We had planned to eat at the taverna, but it had been packed at lunchtime because it was a public holiday and we thought it would be packed in the evening so we ate on board. Instead we went the following evening, when there were still as many yachts, but few ate at the taverna.

We set off early on June 3rd to sail up to Arki, but the wind died after an hour or so and we had to motor. We went on the quay at Arki, which was very quiet. Nikolas pointed out Dimitra's boyfriend, his cousin Spiros, and told me to go and tell him that I bring kisses from Dimitra. He looked first surprised and then pleased! We spent the next three days on Arki, chilling, swimming, reading and meeting new friends. We collected more thyme to add to our wild herb collection, thyme, oregano and sage (collected from Palionissos).

Nikolas's dad has renamed his model boat that was Varoufakis, so it is now called Poseidon. Nikolas felt that the crisis would not really affect them too badly, because they always had fishing and their vegetable garden, but he felt very sorry for people in Athens. His dad went rowing around us in his fishing boat with its long oars.

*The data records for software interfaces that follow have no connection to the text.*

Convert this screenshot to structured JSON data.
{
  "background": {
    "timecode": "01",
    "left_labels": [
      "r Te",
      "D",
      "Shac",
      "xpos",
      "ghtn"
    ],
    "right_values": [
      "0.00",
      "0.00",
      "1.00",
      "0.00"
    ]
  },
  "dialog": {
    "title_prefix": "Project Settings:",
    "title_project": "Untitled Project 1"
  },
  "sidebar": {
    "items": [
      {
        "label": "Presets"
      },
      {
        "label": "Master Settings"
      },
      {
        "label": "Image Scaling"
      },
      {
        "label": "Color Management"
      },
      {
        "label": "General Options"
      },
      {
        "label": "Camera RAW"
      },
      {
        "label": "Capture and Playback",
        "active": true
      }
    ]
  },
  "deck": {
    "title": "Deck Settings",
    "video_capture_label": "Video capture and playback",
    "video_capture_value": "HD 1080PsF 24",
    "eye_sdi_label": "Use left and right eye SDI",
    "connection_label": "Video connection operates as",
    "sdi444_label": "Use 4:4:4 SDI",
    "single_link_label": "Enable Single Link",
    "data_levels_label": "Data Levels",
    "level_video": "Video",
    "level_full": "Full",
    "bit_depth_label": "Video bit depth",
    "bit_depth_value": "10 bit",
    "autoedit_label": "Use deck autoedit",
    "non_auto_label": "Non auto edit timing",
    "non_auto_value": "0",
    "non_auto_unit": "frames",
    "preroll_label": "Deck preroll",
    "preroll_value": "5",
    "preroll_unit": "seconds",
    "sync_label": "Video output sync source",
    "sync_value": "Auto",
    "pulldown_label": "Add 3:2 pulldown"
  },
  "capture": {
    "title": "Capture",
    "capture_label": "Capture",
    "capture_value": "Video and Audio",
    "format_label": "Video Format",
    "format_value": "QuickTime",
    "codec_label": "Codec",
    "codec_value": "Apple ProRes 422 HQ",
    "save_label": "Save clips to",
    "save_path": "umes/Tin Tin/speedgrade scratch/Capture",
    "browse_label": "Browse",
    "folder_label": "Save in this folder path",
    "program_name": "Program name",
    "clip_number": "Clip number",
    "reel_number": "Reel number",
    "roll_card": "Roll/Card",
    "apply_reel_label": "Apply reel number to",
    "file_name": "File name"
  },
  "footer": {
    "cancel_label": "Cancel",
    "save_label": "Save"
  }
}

We had planned to go to the anchorage on Friday June 5th, but the wind was getting up so we decided to stay on the quay. Our German neighbours, a very nice couple with two small girls in a Swan 42 (a racing yacht hardly set up for family crewing - flat decks, no spray hood, no bimini) had planned to go to Agathonisi, but got a message that Agathonisi was swamped with refugees - 300 had just arrived, so they too decided to stay another day. While we were there they had their anchor pulled up three times by other yachts. The third time a large charter yacht came in, laid its anchor across ten other yachts and just as they reached the quay their anchor chain ran out - it had not been tied on. Fortunately for them the harbour is very shallow, though the water is murky, and they were able to recover it.
We sailed down to Lipsi on Saturday June 6th, mainly to do some washing at the excellent laundry. As usual the wind died and we had to motor, though we needed to charge the batteries anyway. We walked round to the further beach for a swim - the water is colder now than it was a couple of weeks ago - where we met Sally. She had come to Lipsi as the Laskarina rep in 2001, married a local and stayed. We have met her before in her brother-in-law's shop. She and her husband used to grow vegetables, but have now planted vineyards and established the Lipsi winery, which has been very successful, with their wines now having a national distribution. Lin bought some new flip-flops and a blouse.

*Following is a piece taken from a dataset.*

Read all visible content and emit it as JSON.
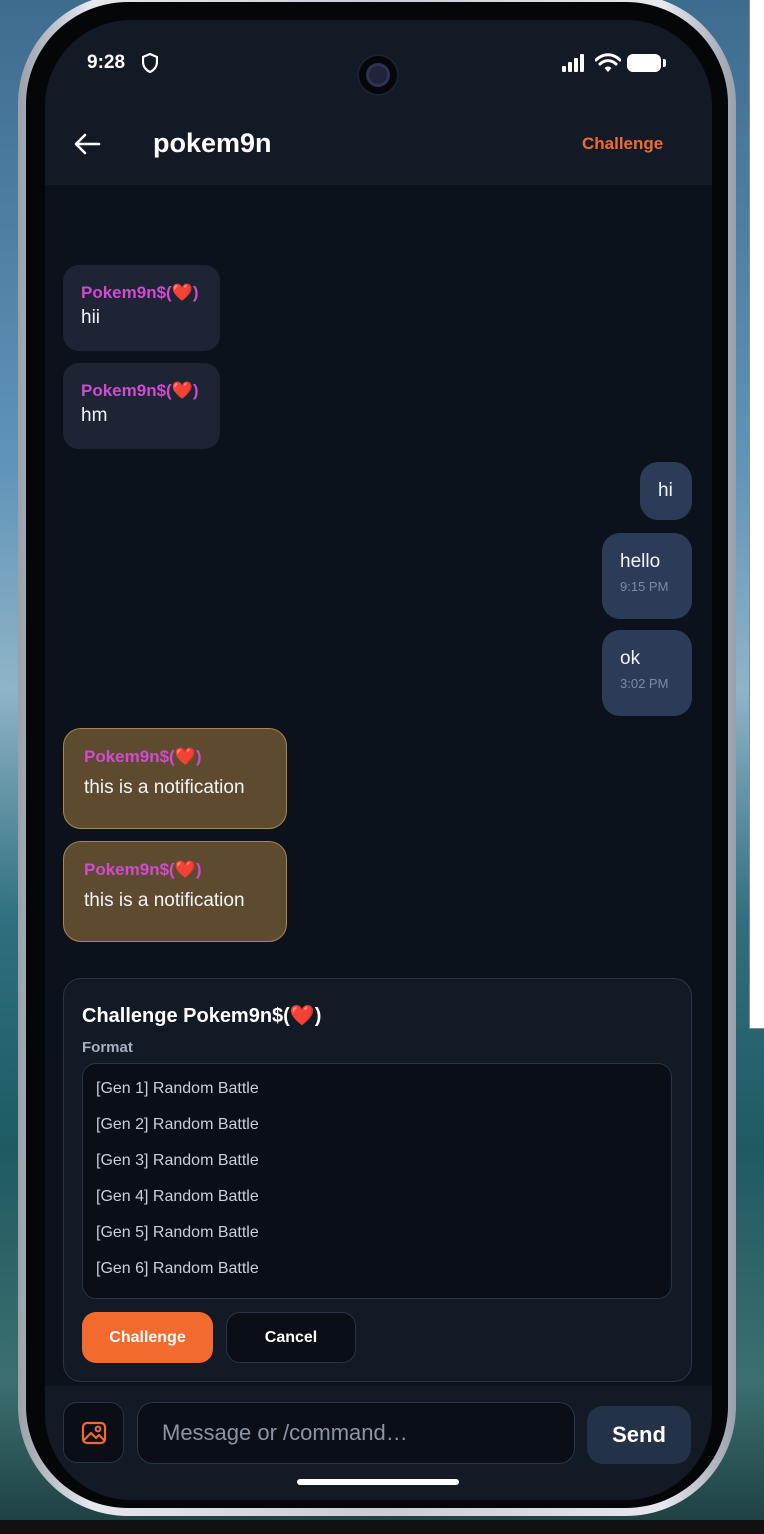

We motor sailed (again very little wind) down to Lakki on Sunday June 7th and went back in the marina. The costguard boat came in soon after we arrived, crammed with refugees. The majority looked to be Syrians and Afghans, but quite a few looked to be Somali. The port police yard is now absolutely full of refugees. A little later a coastguard RIB came in towing a very large rubber dinghy. They lifted it out onto the road, tied it to the back of a car, and dragged it along the road to dump it with all the others in the Port Police yard.
Everybody in the islands knows about the pernicious and mendacious article in the Daily Mail (, which has received wide publicity in Greece, and they are very worried that it will lead to a big drop in tourism. We have tried to explain what the Daily Mail is and that these claims have been widely refuted, but that is not much consolation.
On Monday we cycled round to Merikhia for a swim and went for an excellent dinner in Ostria restaurant with Richard. I took the IKEA/Raleigh bike to the bike shop for a new gear cable, because the old one had seized over the winter. The bike man replaced the cable and lubricated the brake cables within the hour. They charged me 3 Euros. I said 'that is ridiculous', they said, 'is that expensive?, I said 'no,it is too cheap' and gave them 5 Euros.
We are planning to set off on a Southern Tour on Wednesday, to Levitha, Astipalaia, Nissiros and Tilos before getting to Kos to pick up Jade and Elliott on 25th.